What’s this disconnect all about? In my head, I wanted to be something I wasn’t. Why didn’t I take part in the opportunities available?  What got in the way? In this little scenario from my younger self, we can learn a lot about the ADHD traits and how they can trip us up.

Maserati Mind

With ADHD, your mind goes from zero to a thousand in one jump.  How does a shy country girl who moves to the city expect to become a trailblazer overnight? From shy to trailblazer is a massive step and takes time. If you are about to make such leaps, you might want to ask yourself these questions.

“Why do I want this?”

“Who do I need to BE in order to make this leap”?

“What skills do I need to be this?”

“What skills do I have and what are missing?”

“What development layers do I need to work through to go from shy to trailblazer?”

“Who do I need to help me”

“Looking at what I need to do to get from zero to one thousand, do I still want this? Am I prepared to do what needs to be done to get there?”

“What sort of person do I need to be for this job?”

First baby steps, then mastery

Notice how my goal to join the school magazine was blown up to Pulitzer prize-winning proportions.  ADHDers are perfectionists and their ideas are big.  It’s no wonder that a lot of their brilliant ideas are never executed but languish on the pile of tarnished dreams.

It’s helpful to dial things back to the beginning and start with baby steps. Yes, you can strive to be a super star, but first start with something doable. In this scenario I could have joined the student paper as a volunteer, learnt how things worked, got comfortable, and then asked to submit an article, and then keep trying until my skills were polished to a level of ‘good enough’.

If you notice you are not taking action on the goals you’ve set for yourself, (and yet keep talking about) check in to see if you need to first dial the goal back to something doable. Ask yourself: What is the first baby step I need to take? Then ask: Can I do it now? If the answer is no, then it means the task is still too big.

Speed Up by Slowing Down 

ADHDers are fun, exciting people, who tend to have the pedal to the metal most of the time. Slowing things down slightly, taking baby steps at first is a great way of preventing you from stalling, and paradoxically, by slowing down, you will speed up.

One step at a time is better than scary leaps

Time and time again, I have clients who make grand, audacious goals that get the dopamine flowing, only to have a meltdown two days later when overwhelm takes over.  It’s fun to set big goals if they motivate you, but it’s important to have baby steps in place as well, steps that lead you eventually to the bigger goals. You won’t be afraid if your daily steps are doable, give you a sense of achievement and move you forward.

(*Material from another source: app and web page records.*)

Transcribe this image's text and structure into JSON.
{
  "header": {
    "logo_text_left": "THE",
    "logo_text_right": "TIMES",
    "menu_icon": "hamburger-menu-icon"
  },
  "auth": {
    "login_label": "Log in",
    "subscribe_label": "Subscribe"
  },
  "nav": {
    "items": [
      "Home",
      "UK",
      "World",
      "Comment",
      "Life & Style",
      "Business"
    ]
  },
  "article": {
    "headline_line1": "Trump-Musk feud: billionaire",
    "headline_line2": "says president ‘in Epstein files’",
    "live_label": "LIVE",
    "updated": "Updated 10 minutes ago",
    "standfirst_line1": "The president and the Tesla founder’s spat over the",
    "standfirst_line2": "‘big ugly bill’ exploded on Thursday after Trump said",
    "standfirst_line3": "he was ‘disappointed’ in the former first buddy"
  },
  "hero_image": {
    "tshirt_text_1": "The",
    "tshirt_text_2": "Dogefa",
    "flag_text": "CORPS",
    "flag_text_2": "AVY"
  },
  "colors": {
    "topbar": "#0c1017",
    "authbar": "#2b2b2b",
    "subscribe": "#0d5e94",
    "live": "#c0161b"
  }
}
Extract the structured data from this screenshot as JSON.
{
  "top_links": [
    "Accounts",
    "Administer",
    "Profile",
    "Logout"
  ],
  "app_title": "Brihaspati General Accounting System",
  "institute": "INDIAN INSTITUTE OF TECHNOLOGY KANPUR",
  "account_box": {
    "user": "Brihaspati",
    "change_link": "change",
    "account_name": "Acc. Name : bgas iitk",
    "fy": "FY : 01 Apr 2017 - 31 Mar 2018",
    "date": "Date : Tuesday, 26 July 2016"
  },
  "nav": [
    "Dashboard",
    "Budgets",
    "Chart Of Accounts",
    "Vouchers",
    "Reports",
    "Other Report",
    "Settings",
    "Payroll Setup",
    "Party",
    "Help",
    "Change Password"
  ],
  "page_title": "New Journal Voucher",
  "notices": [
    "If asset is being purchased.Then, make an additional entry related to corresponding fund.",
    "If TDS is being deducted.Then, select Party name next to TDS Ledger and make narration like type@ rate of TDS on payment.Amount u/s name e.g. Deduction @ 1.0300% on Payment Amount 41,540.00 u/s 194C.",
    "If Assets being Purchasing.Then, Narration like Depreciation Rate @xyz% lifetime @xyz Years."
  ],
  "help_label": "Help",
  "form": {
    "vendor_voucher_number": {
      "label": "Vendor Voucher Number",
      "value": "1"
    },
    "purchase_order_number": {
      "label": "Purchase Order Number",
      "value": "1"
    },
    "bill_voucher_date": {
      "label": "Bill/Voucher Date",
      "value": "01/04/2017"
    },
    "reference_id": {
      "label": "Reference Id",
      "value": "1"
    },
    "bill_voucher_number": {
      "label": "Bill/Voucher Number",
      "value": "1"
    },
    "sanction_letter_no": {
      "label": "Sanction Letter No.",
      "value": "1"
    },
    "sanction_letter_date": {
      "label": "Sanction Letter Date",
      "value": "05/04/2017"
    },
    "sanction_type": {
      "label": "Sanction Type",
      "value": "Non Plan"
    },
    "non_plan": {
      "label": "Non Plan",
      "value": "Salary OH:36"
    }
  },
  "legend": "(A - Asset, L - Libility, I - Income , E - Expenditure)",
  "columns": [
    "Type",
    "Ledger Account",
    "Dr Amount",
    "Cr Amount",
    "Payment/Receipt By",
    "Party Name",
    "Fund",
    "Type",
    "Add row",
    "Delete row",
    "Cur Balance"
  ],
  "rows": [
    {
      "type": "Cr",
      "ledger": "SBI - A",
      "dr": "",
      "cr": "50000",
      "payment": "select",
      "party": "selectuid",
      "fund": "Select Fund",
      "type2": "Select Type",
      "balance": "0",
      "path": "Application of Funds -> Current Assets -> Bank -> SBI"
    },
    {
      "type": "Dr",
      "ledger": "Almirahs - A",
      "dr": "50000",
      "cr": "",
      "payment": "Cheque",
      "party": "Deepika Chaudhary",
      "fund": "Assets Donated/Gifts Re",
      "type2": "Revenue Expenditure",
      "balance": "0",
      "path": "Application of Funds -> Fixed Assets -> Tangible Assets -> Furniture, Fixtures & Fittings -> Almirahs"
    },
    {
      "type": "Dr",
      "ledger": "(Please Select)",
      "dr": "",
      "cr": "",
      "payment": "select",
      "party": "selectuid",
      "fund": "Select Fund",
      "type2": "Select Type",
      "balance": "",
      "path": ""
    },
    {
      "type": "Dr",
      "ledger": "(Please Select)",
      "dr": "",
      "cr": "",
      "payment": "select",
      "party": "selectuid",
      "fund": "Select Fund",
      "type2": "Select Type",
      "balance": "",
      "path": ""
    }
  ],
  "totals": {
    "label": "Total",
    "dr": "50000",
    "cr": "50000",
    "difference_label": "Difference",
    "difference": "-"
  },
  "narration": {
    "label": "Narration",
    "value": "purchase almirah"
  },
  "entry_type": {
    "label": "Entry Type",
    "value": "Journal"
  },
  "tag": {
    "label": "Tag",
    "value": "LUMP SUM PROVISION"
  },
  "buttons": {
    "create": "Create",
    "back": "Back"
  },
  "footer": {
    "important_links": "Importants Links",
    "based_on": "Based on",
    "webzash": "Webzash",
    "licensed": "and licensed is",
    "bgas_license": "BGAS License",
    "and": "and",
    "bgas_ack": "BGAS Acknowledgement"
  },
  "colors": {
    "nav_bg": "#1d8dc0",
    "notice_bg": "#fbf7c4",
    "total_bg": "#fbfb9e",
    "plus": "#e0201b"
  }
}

So, if you have decided to make a radical change in your life, or to take on a new skill, or step up into a new role at work, make sure you start small, not scary.

As for that 17-year-old me, I am still an introvert, but I now know how to stop sabotaging my dreams and how to help that inner introvert step confidently into the spotlight.